- in children it is common to experience self-talk or commentary as an internal “voice”
- command hallucinations (voices telling the person to do something) should be investigated
- important to note the degree of fear and/or distress associated with the hallucinations
Insight & Judgement
Insight and judgement is particularly important in triaging psychiatric presentations and making decisions about safety.
- acknowledgement of a possible mental health problem
- understanding of possible treatment options and ability to comply with these
- ability to identify potentially pathological events (e.g. hallucinations, suicidal impulses)
- refers to a person’s problem-solving ability in a more general sense
- can be evaluated by exploring recent decision-making or by posing a practical dilemma (e.g. what should you do if you see smoke coming out of a house?)
Day 1: 30mL/kg/day
Day 2: 60mL/kg/day
Day 3: 90mL/kg/day
Day 4: 120mL/kg/day
Day 5: 150mL/kg/day
These guidelines are for a well-term baby. Aim for 6 feeds daily.

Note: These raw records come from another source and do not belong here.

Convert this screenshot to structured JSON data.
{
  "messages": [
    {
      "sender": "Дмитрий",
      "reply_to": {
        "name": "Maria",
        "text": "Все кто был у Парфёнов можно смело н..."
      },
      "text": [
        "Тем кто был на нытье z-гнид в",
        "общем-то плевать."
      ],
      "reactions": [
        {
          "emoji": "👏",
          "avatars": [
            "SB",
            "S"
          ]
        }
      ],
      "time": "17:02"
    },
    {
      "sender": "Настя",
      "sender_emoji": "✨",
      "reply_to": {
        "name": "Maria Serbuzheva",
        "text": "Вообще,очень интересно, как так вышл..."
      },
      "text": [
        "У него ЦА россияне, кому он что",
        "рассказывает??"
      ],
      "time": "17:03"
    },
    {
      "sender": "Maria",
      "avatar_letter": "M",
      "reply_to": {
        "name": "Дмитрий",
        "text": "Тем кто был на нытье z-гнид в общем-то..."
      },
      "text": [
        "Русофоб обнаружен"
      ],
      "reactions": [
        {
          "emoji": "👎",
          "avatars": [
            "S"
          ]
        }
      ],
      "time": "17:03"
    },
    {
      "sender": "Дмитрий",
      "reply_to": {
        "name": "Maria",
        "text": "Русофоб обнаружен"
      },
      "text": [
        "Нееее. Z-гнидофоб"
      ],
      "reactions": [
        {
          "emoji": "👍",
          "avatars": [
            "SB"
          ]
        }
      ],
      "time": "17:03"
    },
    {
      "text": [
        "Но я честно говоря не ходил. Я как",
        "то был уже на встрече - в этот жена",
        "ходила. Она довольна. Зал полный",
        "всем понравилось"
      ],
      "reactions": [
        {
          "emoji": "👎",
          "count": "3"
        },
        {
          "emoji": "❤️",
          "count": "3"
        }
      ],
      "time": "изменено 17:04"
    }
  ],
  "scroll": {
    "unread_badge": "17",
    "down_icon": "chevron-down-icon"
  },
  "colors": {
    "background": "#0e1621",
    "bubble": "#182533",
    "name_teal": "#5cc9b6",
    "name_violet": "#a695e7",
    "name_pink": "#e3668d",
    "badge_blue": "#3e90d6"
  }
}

Oesophageal varices are a common complication of cirrhosis of the liver, occurring in two-thirds to three- quarters of patients with the cirrhosis. These collateral vessels contain little elastic tissue and are quite fragile. They tolerate the high pressure poorly, and the result is distended, tortuous veins that bleed easily. Large varices are more likely to bleed. In addition, because of compromised liver function, there are alterations in normal blood-clotting mechanisms.